Scan the records for the string "icon", then copy each line that has it.
Information provided: Begin
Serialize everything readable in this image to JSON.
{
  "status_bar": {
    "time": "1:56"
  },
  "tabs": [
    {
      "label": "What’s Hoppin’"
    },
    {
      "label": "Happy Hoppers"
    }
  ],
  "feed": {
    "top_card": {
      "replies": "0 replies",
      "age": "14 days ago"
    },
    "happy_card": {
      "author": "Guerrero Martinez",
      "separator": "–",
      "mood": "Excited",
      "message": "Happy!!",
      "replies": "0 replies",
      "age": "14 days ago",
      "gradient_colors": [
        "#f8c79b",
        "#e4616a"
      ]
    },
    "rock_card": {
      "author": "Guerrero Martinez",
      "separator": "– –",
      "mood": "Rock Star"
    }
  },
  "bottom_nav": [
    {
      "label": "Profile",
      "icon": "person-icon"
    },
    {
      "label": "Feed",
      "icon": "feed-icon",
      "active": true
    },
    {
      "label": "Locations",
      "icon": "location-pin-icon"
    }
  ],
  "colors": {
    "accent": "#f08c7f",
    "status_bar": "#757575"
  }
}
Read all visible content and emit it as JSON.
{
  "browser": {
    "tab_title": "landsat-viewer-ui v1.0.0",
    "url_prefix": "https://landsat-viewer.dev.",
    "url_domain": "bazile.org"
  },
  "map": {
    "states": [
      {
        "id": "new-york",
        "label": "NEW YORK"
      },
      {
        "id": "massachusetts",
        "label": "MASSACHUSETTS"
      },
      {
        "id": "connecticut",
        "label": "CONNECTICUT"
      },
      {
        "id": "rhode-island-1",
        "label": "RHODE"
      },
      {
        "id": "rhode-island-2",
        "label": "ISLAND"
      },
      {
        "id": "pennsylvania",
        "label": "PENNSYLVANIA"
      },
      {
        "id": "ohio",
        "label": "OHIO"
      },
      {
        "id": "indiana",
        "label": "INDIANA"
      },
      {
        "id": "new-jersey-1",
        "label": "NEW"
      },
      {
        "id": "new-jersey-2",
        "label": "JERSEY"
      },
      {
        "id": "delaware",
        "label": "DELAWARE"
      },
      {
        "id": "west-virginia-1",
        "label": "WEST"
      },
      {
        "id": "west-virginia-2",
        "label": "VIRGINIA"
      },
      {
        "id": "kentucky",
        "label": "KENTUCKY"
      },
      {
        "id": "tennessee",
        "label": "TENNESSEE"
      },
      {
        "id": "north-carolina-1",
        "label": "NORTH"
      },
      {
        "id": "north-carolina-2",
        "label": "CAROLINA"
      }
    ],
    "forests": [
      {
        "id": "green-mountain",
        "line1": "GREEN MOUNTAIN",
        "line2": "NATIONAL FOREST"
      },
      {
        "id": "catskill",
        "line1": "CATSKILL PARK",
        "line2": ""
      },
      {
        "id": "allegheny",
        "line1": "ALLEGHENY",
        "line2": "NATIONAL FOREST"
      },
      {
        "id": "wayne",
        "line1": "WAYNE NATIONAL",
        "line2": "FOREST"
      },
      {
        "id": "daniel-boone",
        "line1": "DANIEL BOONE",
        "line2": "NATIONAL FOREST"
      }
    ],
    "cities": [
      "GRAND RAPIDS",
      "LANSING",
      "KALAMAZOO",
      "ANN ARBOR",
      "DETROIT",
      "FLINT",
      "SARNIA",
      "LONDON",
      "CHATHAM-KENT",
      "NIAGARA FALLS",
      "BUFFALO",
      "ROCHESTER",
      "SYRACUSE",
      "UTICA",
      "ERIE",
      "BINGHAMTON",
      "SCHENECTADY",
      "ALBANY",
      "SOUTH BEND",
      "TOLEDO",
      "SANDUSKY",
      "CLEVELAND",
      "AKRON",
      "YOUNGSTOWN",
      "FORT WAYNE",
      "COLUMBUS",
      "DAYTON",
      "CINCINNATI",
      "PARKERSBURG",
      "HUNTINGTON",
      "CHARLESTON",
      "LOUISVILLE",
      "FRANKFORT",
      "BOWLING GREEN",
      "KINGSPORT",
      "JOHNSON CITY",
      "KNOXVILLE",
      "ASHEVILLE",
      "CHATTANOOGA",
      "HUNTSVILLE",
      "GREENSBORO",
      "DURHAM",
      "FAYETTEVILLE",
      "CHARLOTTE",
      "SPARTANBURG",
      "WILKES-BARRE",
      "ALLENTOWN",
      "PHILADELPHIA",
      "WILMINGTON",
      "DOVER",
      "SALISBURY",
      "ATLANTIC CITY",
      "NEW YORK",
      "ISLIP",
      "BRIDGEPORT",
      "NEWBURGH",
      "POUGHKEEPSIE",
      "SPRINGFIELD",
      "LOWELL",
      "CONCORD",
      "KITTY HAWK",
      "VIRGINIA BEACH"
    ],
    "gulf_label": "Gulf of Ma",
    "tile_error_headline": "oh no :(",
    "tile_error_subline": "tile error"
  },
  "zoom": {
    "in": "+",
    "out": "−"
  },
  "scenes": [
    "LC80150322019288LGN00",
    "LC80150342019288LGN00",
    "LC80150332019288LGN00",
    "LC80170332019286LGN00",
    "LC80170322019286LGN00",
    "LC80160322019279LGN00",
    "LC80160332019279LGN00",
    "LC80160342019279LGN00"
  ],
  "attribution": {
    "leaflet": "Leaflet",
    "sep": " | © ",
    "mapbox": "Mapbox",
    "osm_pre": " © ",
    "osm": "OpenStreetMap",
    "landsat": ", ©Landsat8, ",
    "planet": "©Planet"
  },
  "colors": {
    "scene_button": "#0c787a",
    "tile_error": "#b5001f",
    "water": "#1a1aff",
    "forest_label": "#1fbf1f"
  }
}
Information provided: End
### Output below
      "icon": "person-icon"
      "icon": "feed-icon",
      "icon": "location-pin-icon"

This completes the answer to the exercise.